The line also became a serious obstacle to organizations whose offices line that very hallway. Students heading to the mailroom and members of WHRW 90.5 FM, Free Press, the Binghamton Review, PULSE and Pipe Dream were all blocked from accessing their offices by a considerable number of bodies — a problem when organizations are trying to pick up and drop off supplies for tabling. The line’s effect didn’t stop after it was gone, either. Bulletin boards were damaged and trash and spilled liquids left the hallway in dismal condition.

In addition, the line posed a safety hazard to students. If someone in the line had a medical emergency, it would have been extremely difficult for first responders to get to them and give them adequate medical attention. If a fire alarm had gone off, the already disorganized line would be transformed into a slow-moving stampede out of the building, risking someone getting injured.

All of this leads the Editorial Board to ask: Why could the tickets not have been digital? Why could the distribution of tickets not take place outside? Why did UPD show up after the line became hectic and uncontrolled, and weren’t notified in advance about the need for crowd-control services by the SA? There are too many questions and not enough answers. Multiple SA officers did not respond to requests for comment, and Michelle Dao, executive vice president of the SA, refused to answer any questions about the situation or the SA’s considerations when planning ticket pickup.

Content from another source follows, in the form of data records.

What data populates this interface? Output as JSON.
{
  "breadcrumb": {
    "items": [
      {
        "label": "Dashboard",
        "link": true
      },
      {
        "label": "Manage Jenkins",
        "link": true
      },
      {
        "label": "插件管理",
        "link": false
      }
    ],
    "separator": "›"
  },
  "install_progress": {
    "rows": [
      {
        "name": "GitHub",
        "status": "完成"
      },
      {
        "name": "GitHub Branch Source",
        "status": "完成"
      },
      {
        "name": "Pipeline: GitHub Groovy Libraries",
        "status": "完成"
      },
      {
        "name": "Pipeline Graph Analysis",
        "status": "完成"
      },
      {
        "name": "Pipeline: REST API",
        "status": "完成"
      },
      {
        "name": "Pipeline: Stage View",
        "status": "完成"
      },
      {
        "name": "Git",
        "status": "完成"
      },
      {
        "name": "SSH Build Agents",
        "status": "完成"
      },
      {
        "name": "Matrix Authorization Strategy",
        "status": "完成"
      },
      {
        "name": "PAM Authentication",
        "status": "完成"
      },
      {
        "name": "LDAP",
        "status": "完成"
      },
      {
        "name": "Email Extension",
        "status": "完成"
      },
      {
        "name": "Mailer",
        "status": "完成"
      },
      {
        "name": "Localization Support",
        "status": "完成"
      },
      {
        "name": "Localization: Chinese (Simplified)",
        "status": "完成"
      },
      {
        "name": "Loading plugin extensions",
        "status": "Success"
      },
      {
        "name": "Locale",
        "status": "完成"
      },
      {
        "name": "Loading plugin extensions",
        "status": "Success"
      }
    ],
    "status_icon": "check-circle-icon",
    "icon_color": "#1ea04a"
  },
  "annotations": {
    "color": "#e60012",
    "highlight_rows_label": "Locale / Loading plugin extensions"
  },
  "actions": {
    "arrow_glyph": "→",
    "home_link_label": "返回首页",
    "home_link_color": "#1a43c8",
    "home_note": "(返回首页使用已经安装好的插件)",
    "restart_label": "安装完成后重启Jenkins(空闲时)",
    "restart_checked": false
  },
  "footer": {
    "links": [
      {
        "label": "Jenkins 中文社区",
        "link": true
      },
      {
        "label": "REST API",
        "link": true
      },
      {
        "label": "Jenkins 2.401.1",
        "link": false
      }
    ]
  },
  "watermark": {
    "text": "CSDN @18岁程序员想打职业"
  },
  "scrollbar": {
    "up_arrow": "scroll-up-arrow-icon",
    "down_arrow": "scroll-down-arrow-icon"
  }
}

The Editorial Board would like to recognize the efforts of the SA in creating a needed day of fun and relaxation, as well as UPD’s contribution to maintaining order where order was not had. Nevertheless, there is always room to improve, and when it comes to the safety of BU students, this improvement cannot wait. We’ve seen what ill-planned crowd control has done before — let’s do better for the next Spring Fling. Students deserve it.